But you don't have to have an eating disorder to be a supergirl, Brown says. In fact, Brown says there's an "under-researched population of adolescent girls who are doing well in school, not eating disordered, and therefore ignored" — but who need help learning how to care for themselves. Often these same girls become adults who don't know what they want for themselves and are depressed.

"Part of adolescence is that you have to take stock of who you are as a person in the world," says Brown. "But supergirls define themselves in relation to who they are to other people: 'I am the good student. Who I am is based on who I am in relation to you.' Sooner or later, they realize they don't know who they are or what they want. Because of all this pressure, they are living the dream, doing what they're told, and postponing that adolescent questioning to later."

The Good News

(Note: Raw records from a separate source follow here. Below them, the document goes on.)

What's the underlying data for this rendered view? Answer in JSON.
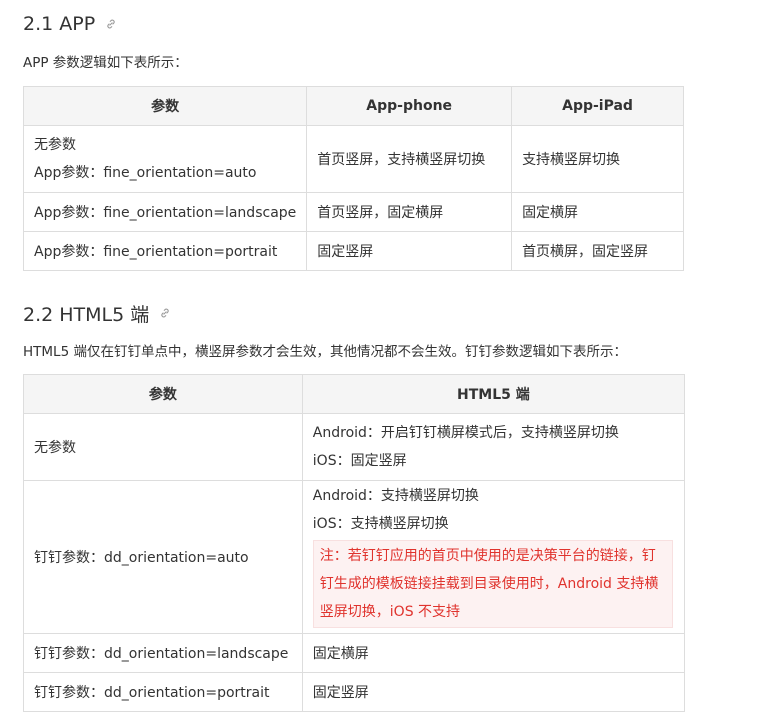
{
  "section_app": {
    "heading": "2.1 APP",
    "intro": "APP 参数逻辑如下表所示：",
    "headers": [
      "参数",
      "App-phone",
      "App-iPad"
    ],
    "rows": [
      {
        "param_line1": "无参数",
        "param_line2": "App参数：fine_orientation=auto",
        "phone": "首页竖屏，支持横竖屏切换",
        "ipad": "支持横竖屏切换"
      },
      {
        "param": "App参数：fine_orientation=landscape",
        "phone": "首页竖屏，固定横屏",
        "ipad": "固定横屏"
      },
      {
        "param": "App参数：fine_orientation=portrait",
        "phone": "固定竖屏",
        "ipad": "首页横屏，固定竖屏"
      }
    ]
  },
  "section_h5": {
    "heading": "2.2 HTML5 端",
    "intro": "HTML5 端仅在钉钉单点中，横竖屏参数才会生效，其他情况都不会生效。钉钉参数逻辑如下表所示：",
    "headers": [
      "参数",
      "HTML5 端"
    ],
    "rows": [
      {
        "param": "无参数",
        "line1": "Android：开启钉钉横屏模式后，支持横竖屏切换",
        "line2": "iOS：固定竖屏"
      },
      {
        "param": "钉钉参数：dd_orientation=auto",
        "line1": "Android：支持横竖屏切换",
        "line2": "iOS：支持横竖屏切换",
        "note": "注：若钉钉应用的首页中使用的是决策平台的链接，钉钉生成的模板链接挂载到目录使用时，Android 支持横竖屏切换，iOS 不支持"
      },
      {
        "param": "钉钉参数：dd_orientation=landscape",
        "value": "固定横屏"
      },
      {
        "param": "钉钉参数：dd_orientation=portrait",
        "value": "固定竖屏"
      }
    ]
  },
  "icons": {
    "anchor": "link-icon"
  },
  "colors": {
    "text": "#333333",
    "header_bg": "#f5f5f5",
    "border": "#dddddd",
    "note_text": "#e0332d",
    "note_bg": "#fdf2f2"
  }
}
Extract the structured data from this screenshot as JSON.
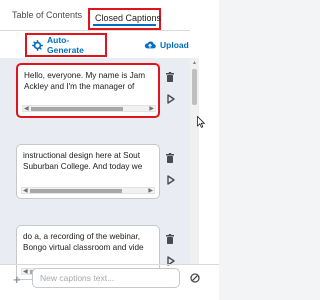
{
  "tabs": [
    {
      "label": "Table of Contents",
      "active": false
    },
    {
      "label": "Closed Captions",
      "active": true
    }
  ],
  "actions": {
    "auto_generate": "Auto-Generate",
    "upload": "Upload"
  },
  "captions": [
    {
      "text": "Hello, everyone. My name is Jam\nAckley and I'm the manager of",
      "highlighted": true
    },
    {
      "text": "instructional design here at Sout\nSuburban College. And today we",
      "highlighted": false
    },
    {
      "text": "do a, a recording of the webinar,\nBongo virtual classroom and vide",
      "highlighted": false
    }
  ],
  "new_caption": {
    "value": "",
    "placeholder": "New captions text..."
  },
  "colors": {
    "accent": "#006fbf",
    "highlight": "#e1141c",
    "list_background": "#e9ecf3"
  }
}
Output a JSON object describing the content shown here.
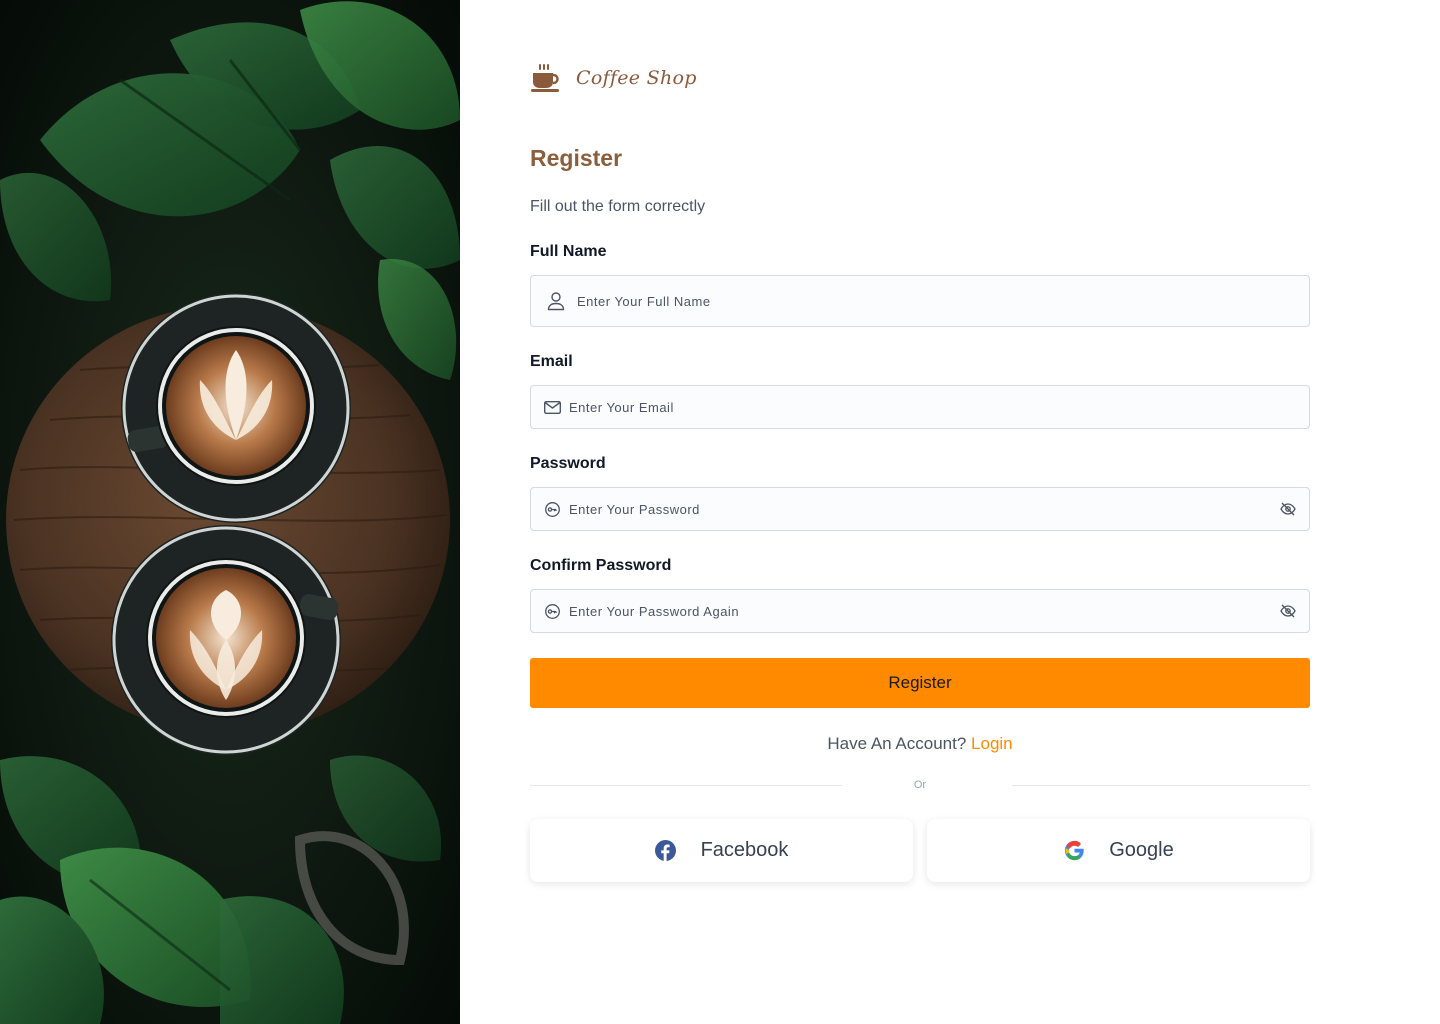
{
  "brand": {
    "name": "Coffee Shop",
    "icon": "coffee-cup-icon",
    "color": "#8a5a3c"
  },
  "form": {
    "title": "Register",
    "subtitle": "Fill out the form correctly",
    "fields": {
      "full_name": {
        "label": "Full Name",
        "placeholder": "Enter Your Full Name",
        "icon": "user-icon"
      },
      "email": {
        "label": "Email",
        "placeholder": "Enter Your Email",
        "icon": "mail-icon"
      },
      "password": {
        "label": "Password",
        "placeholder": "Enter Your Password",
        "icon": "key-icon",
        "toggle_icon": "eye-off-icon"
      },
      "confirm_password": {
        "label": "Confirm Password",
        "placeholder": "Enter Your Password Again",
        "icon": "key-icon",
        "toggle_icon": "eye-off-icon"
      }
    },
    "submit_label": "Register",
    "have_account_text": "Have An Account?",
    "login_link": "Login",
    "or_text": "Or"
  },
  "social": {
    "facebook": {
      "label": "Facebook",
      "icon": "facebook-icon"
    },
    "google": {
      "label": "Google",
      "icon": "google-icon"
    }
  },
  "colors": {
    "accent": "#ff8a00",
    "title": "#8b5e3c",
    "facebook": "#3b5998"
  }
}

The good news is that the more support supergirls have, the better they weather the pressure. The Girls Incorporated survey found that girls who had adults they could trust and friends who were going through the same thing were more likely to oppose gender stereotypes and recover better from the stress.

"Feeling as though you need to make everyone happy all of the time is frustrating, confusing, and unfair," says NGO. "When a girl starts experiencing such pressures as early as third grade, it can be even more puzzling. It is essential that girls know that it is very important to talk about being afraid, stressed, or confused."

For her part, Maame says she's glad she has a mom who loves her just the way she is. And she says she tries to talk herself down from the mounting pressure to look and act perfectly.

"What I tell myself is that [looks] are a big thing in high school and I'm almost done with high school," says Maame. "I just have a year and a half left of this, and then I'm done. My parents help a lot too. My mom tells me all the encouraging things parents are supposed to say: 'You're a great kid, you're beautiful.' It helps."